You can find advice about funding, the Disability Discrimination Act, jobs and training in a recent Career Focus article.3 The GMC requires any doctor whose health might put patients at risk to follow advice from an occupational health department. Occupational health may also be your ally in obtaining “reasonable adjustments,” such as equipment.
The Access to Work scheme helps fund work related costs. Communication support and equipment can be very expensive. Provision may be variable, so it pays to persist and get advice from others who've been through the system. Social Services can supply some equipment to help in your home.
With a low frequency loss, you will need amplification. A wide assortment of electronic stethoscopes is available, to use with or without hearing aids, some even with visual display. Just like being a student again, it takes practice and time to become accustomed to your new stethoscope.
Some people use a stethoscope in one ear and a hearing aid in the other. Having behind-the-ear aids, I can slip my ear moulds out and my stethoscope in. Judicious use of toupee tape prevents the aids taking a tumble. I aim to have an electronic stethoscope I can use with hearing aids, and this can be done in many ways. Read Cope with Scopes,5 and speak to some other HPHLs. Borrow theirs to try out or buy others on trial.
Our website: UK Health Professionals with Hearing Loss—www.hphl.org.uk
Association of Medical Professionals with Hearing Loss—www.amphl.org
NOISE mailing list: link from AMPHL
Deaf Professionals Network—www.deafprofessionals.com

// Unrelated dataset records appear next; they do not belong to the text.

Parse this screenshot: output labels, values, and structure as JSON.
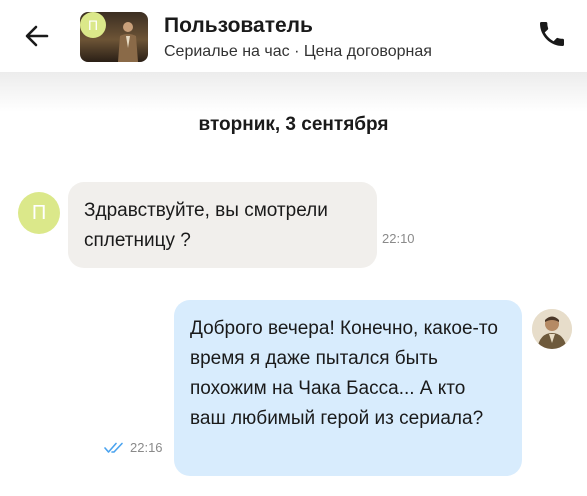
{
  "header": {
    "contact_name": "Пользователь",
    "subtitle": "Сериалье на час · Цена договорная",
    "listing_avatar_letter": "П",
    "icons": {
      "back": "arrow-left-icon",
      "call": "phone-icon"
    }
  },
  "chat": {
    "date_separator": "вторник, 3 сентября",
    "messages": [
      {
        "direction": "incoming",
        "avatar_letter": "П",
        "text": "Здравствуйте, вы смотрели сплетницу ?",
        "time": "22:10"
      },
      {
        "direction": "outgoing",
        "text": "Доброго вечера! Конечно, какое-то время я даже пытался быть похожим на Чака Басса... А кто ваш любимый герой из сериала?",
        "time": "22:16",
        "status": "read"
      }
    ]
  },
  "colors": {
    "avatar_bg": "#dbe88a",
    "incoming_bubble": "#f1efec",
    "outgoing_bubble": "#d8ecfd",
    "read_check": "#4aa3ef"
  }
}
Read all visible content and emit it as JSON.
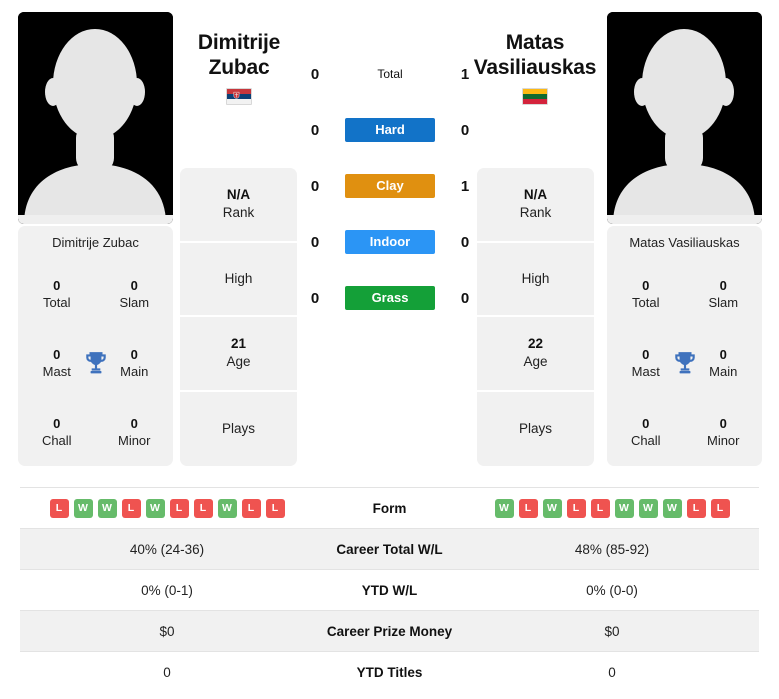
{
  "players": {
    "left": {
      "first_name": "Dimitrije",
      "last_name": "Zubac",
      "full_name": "Dimitrije Zubac",
      "flag": "serbia-flag",
      "avatar": "player-avatar-placeholder",
      "titles": [
        {
          "num": "0",
          "label": "Total"
        },
        {
          "num": "0",
          "label": "Slam"
        },
        {
          "num": "0",
          "label": "Mast"
        },
        {
          "num": "0",
          "label": "Main"
        },
        {
          "num": "0",
          "label": "Chall"
        },
        {
          "num": "0",
          "label": "Minor"
        }
      ],
      "info": [
        {
          "value": "N/A",
          "label": "Rank"
        },
        {
          "value": "",
          "label": "High"
        },
        {
          "value": "21",
          "label": "Age"
        },
        {
          "value": "",
          "label": "Plays"
        }
      ],
      "form": [
        "L",
        "W",
        "W",
        "L",
        "W",
        "L",
        "L",
        "W",
        "L",
        "L"
      ],
      "career_total_wl": "40% (24-36)",
      "ytd_wl": "0% (0-1)",
      "career_prize_money": "$0",
      "ytd_titles": "0"
    },
    "right": {
      "first_name": "Matas",
      "last_name": "Vasiliauskas",
      "full_name": "Matas Vasiliauskas",
      "flag": "lithuania-flag",
      "avatar": "player-avatar-placeholder",
      "titles": [
        {
          "num": "0",
          "label": "Total"
        },
        {
          "num": "0",
          "label": "Slam"
        },
        {
          "num": "0",
          "label": "Mast"
        },
        {
          "num": "0",
          "label": "Main"
        },
        {
          "num": "0",
          "label": "Chall"
        },
        {
          "num": "0",
          "label": "Minor"
        }
      ],
      "info": [
        {
          "value": "N/A",
          "label": "Rank"
        },
        {
          "value": "",
          "label": "High"
        },
        {
          "value": "22",
          "label": "Age"
        },
        {
          "value": "",
          "label": "Plays"
        }
      ],
      "form": [
        "W",
        "L",
        "W",
        "L",
        "L",
        "W",
        "W",
        "W",
        "L",
        "L"
      ],
      "career_total_wl": "48% (85-92)",
      "ytd_wl": "0% (0-0)",
      "career_prize_money": "$0",
      "ytd_titles": "0"
    }
  },
  "head_to_head": {
    "rows": [
      {
        "label": "Total",
        "left": "0",
        "right": "1",
        "color": "",
        "style": "plain"
      },
      {
        "label": "Hard",
        "left": "0",
        "right": "0",
        "color": "#1273c8",
        "style": "badge"
      },
      {
        "label": "Clay",
        "left": "0",
        "right": "1",
        "color": "#e09010",
        "style": "badge"
      },
      {
        "label": "Indoor",
        "left": "0",
        "right": "0",
        "color": "#2b95f5",
        "style": "badge"
      },
      {
        "label": "Grass",
        "left": "0",
        "right": "0",
        "color": "#14a038",
        "style": "badge"
      }
    ]
  },
  "stats_table": {
    "rows": [
      {
        "label": "Form",
        "type": "form"
      },
      {
        "label": "Career Total W/L",
        "type": "text",
        "left": "40% (24-36)",
        "right": "48% (85-92)"
      },
      {
        "label": "YTD W/L",
        "type": "text",
        "left": "0% (0-1)",
        "right": "0% (0-0)"
      },
      {
        "label": "Career Prize Money",
        "type": "text",
        "left": "$0",
        "right": "$0"
      },
      {
        "label": "YTD Titles",
        "type": "text",
        "left": "0",
        "right": "0"
      }
    ]
  },
  "colors": {
    "win": "#66bb6a",
    "loss": "#ef5350",
    "panel_bg": "#f1f1f1",
    "hard": "#1273c8",
    "clay": "#e09010",
    "indoor": "#2b95f5",
    "grass": "#14a038",
    "trophy": "#3f72bd"
  }
}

A lesson from lip reading class. “Repair strategies” are what you use before resorting to “Pardon?” When you think you have the gist, reflect. “You're talking about what triggers your pain...?” Respond positively to what you do hear. “It happens when you exercise...?” These strategies are close relations to active listening skills. How do I know this strategy works and that I am still in the right job? When someone says to: “Thank you, doctor. You really listen to me.”⇓
Many thanks to Lisa Shaw and the other health professionals with hearing loss who have encouraged me and shared their experience and advice.